TUCSON, ARIZONA — A day’s work in an Arizona corn field some 2,500 years ago has been frozen in time, thanks to the footprints of some ancient farmers, their children, and even their dogs, which have been found perfectly preserved at a construction site just north of Tucson.
The prints number in the dozens and depict the movements of several adults and at least one child, as they tended to their neatly arranged crops and the small irrigation ditches that watered them.
Discovered in November by archaeologists investigating a parcel of land near Interstate 10, the prints are likely the oldest human tracks yet found in the American Southwest. [See two related discoveries: Are these the oldest human footprints in North America?
What’s more, the footprints provide a glimpse into the daily life of people who practiced some of the earliest agriculture in the region, in intimate detail.
“One of the things in archaeology that we always wish for is a time machine — to go back in time and see what people really did, to look at a dirt pile and go, ‘So, that’s what they were doing,’” said Dan Arnit, the excavator who made the find.
“Well, I think I found a time machine.
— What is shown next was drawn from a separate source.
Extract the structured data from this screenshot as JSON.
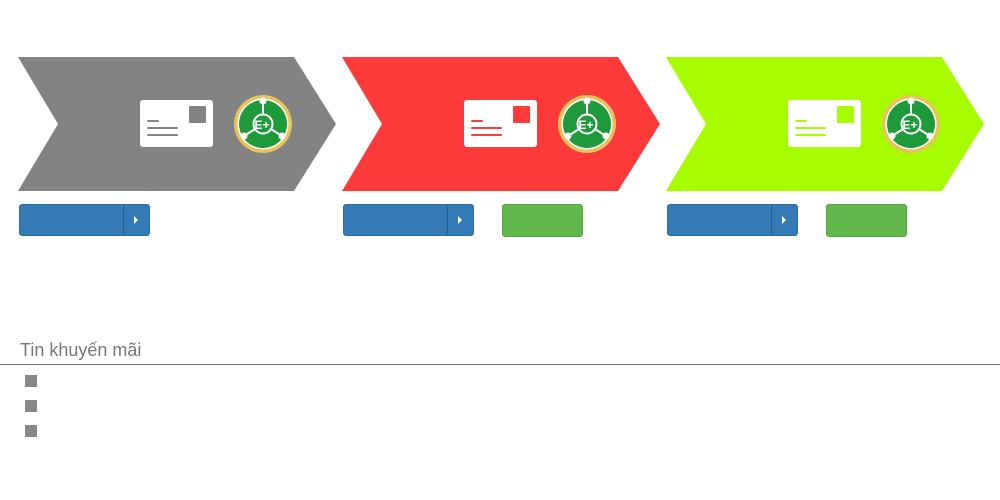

Because the only thing that’s missing here is the person standing in the steps.”
The barefoot tracks are distinct enough that the movements of specific individuals can be followed across the 15-meter-square field that’s been uncovered, Arnit said.
In one case, a set of deep, large prints shows that a heavy adult male trod diagonally across the field, stopped to do some work on an earthen berm, or perhaps to open a weir to let in water, and then took a different path across the field and over the ditch.
Another set of prints seems to have been made by an infant or toddler. And one print has a dog print inside it, likely made by a farmer being followed by his or her canine companion.
The tracks were preserved in such pristine condition because of a sudden flood from a nearby creek, archaeologists said.
The creek overran its banks soon after the prints were made, covering them in its uniquely mica-rich sandy sediment, forming a kind of mineralized cast.
Archaeologists discovered the prints under this layer while researching the site before a road is to be redirected through it.
“We knew two years ago [when the project began] that there was a lot of archaeology that needed to be addressed,” said Jerome Hesse, project manager for SWCA Environmental Consultants, which is conducting the study.
But at the site of the new roadbed, as the researchers dug deeper — and therefore further back in time — their test trenches turned up very little at first.
“The area out here, remarkably, didn’t have anything in the trenches,” Hesse said.
“So we scratched our heads and thought maybe this was an area that was being used for agriculture.
“We were lucky enough to come down on this area, where the preservation is remarkable.”
The fields appear to date to the Early Agricultural Period, a span between about 2500 BCE and 50 CE when some of the Southwest’s first farmers began cultivating crops, preceding the Hohokam by 500 years or more. [Read about recent research into the last days of the Hohokam: “New Discoveries in Arizona May Be ‘Game-Changers’ in Mystery of Ancient Culture’s Collapse“]
“We don’t have a firm date, but during phase one [of the excavations], we ran a number of radiocarbon samples, and it’s at about that level … from 2,500 to 3,000 years old,” Hesse said.
The fields, the shallow ditches around them, and even the small depressions where archaic farmers placed individual plants of corn and other crops may stretch far and wide throughout the area, he added.
“Under the Hohokam sites, there are more of these,” Hesse said, “not necessarily the footprints, but the fields, the irrigation ditches, the little planting depressions.
“So we’ve excavated a number of these planting depressions and will run samples for pollen and phytoliths [microscopic plant remains] to get a sense of what was being grown.”
For now, the first order of business is to preserve at least some of the ancient prints, since the site will soon be paved.
“We’re doing everything we can to document the footprints, because they are smack-dab in the middle of the road,” said Dr. Suzanne Griset of SWCA, the project’s principal investigator.
The nonprofit Archaeology Southwest is conducting 3-D photo scans of the site to create a digital model, and some of the prints have been cast with synthetic molds, while others have been extracted completely to be sent to nearby museums.
For Arnit, the excavator and owner of the firm Innovative Excavating, finding the first footprint was an archaeological experience on the order of winning Powerball.
“I found what looked like a heel, and then I went up into this area. And it was like the lottery, and this is the last number I’m scratching off,” Arnit said.
“And when I saw that big toe, I tell you, I was jumping up and down.”